And while Mussina did not win 300 games, his 270 victories looks more special every year. There may never be another 300-game winner and surpassing Mussina’s 270 wins is looking mighty daunting for today’s great pitchers.
CC Sabathia is retiring at season’s end and is at 251 wins, so he will not catch Mussina. Justin Verlander is still going strong in his 15th season, but is only at 215 and is 36. Clayton Kershaw has been dominant throughout his career, but has battled multiple injuries, is 31 and is at 161 wins. Max Scherzer is 34 and has 168 wins. The last three are potential first ballot selections and Sabathia seems a near Hall of Fame lock, but there is a good chance none of those players matches Mussina’s 270 wins. That alone drives home how good Mussina was.
“The first couple of years I didn’t want to follow it because I was getting concerned, but a lot of people’s minds changed because they started looking at the numbers and realizing this guy was really good,” Mussina’s Stanford coach Mark Marquess said. “He didn’t get a lot of publicity because of the type of person he was, but it felt like they were starting to see the numbers were so good and it made sense because people didn’t realize he did everything that he did.
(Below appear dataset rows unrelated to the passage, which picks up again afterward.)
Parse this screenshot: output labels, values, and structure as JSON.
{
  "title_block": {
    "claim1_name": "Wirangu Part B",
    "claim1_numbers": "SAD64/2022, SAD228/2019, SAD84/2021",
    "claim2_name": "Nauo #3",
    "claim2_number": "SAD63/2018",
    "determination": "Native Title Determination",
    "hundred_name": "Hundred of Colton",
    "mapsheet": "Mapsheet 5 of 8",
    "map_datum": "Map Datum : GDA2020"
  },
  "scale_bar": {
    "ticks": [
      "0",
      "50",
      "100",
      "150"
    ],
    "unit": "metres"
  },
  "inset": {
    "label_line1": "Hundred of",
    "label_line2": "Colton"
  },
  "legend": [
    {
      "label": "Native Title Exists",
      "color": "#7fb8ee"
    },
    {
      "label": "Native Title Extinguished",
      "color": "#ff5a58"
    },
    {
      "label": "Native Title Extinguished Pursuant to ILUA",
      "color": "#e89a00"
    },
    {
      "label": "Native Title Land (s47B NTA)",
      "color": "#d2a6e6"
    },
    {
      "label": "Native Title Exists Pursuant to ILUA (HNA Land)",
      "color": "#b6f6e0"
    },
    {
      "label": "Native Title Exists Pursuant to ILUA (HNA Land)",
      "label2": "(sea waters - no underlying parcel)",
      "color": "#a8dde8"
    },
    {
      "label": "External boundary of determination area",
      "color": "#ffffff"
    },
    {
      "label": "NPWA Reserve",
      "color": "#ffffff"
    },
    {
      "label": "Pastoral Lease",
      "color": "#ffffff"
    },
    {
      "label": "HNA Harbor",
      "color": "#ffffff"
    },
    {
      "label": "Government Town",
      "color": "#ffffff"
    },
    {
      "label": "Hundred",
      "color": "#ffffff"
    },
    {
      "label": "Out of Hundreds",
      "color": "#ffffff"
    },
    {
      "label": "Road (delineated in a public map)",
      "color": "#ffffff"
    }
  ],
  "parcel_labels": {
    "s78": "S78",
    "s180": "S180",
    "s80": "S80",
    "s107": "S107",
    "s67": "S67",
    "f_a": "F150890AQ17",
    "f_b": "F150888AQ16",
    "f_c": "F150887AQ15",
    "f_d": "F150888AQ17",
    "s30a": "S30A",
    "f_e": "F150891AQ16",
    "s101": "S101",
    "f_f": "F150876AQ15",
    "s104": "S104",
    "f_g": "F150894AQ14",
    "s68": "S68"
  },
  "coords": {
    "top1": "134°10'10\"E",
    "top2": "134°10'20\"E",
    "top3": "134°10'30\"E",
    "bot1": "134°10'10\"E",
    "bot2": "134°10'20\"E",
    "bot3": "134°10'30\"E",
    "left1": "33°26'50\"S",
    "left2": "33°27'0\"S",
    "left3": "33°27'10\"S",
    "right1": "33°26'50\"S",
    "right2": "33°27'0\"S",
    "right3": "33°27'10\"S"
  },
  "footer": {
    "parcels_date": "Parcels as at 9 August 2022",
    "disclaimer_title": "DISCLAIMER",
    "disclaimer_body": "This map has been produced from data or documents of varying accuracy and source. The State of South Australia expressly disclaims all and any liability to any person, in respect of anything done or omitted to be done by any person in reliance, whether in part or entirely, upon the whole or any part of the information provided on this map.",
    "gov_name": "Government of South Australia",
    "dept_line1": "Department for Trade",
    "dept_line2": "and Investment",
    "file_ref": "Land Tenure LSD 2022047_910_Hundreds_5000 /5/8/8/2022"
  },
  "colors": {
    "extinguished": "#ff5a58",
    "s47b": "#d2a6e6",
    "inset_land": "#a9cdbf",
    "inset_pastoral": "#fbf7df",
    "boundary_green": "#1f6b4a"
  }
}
I’m glad it worked out. It’s super and he’s well-deserving.”
“We’ve been watching every year when the Hall of Fame vote comes up and everyone was on the edge of their seats,” said Loyalsock basketball coach Ron Insinger, whose Lancers play Mussina’s Warriors at least twice a year. “I don’t think there was a person in the entire area that wasn’t thrilled when we learned that he had made it. Everyone was pulling and cheering for Mike.”
That has continued since last January’s announcement and there will be a strong local presence at Sunday’s induction ceremony in Cooperstown. Mussina is still finalizing what he will say to those locals in attendance as well as the millions more watching worldwide. There is so much to say and so little time.
“We’ve been working on the speech for probably about six weeks,” Mussina said. “The problem is every three days I think of something else I want to say or a different way of saying it or a different story I want to include.”
Whatever he says, Mussina’s legacy is secure. The waiting is over and the word is out. He is a baseball legend.
“Mike has earned it,” Mussina’s high school coach Carter Giles said. “He did it the right way and he deserves all the praise.”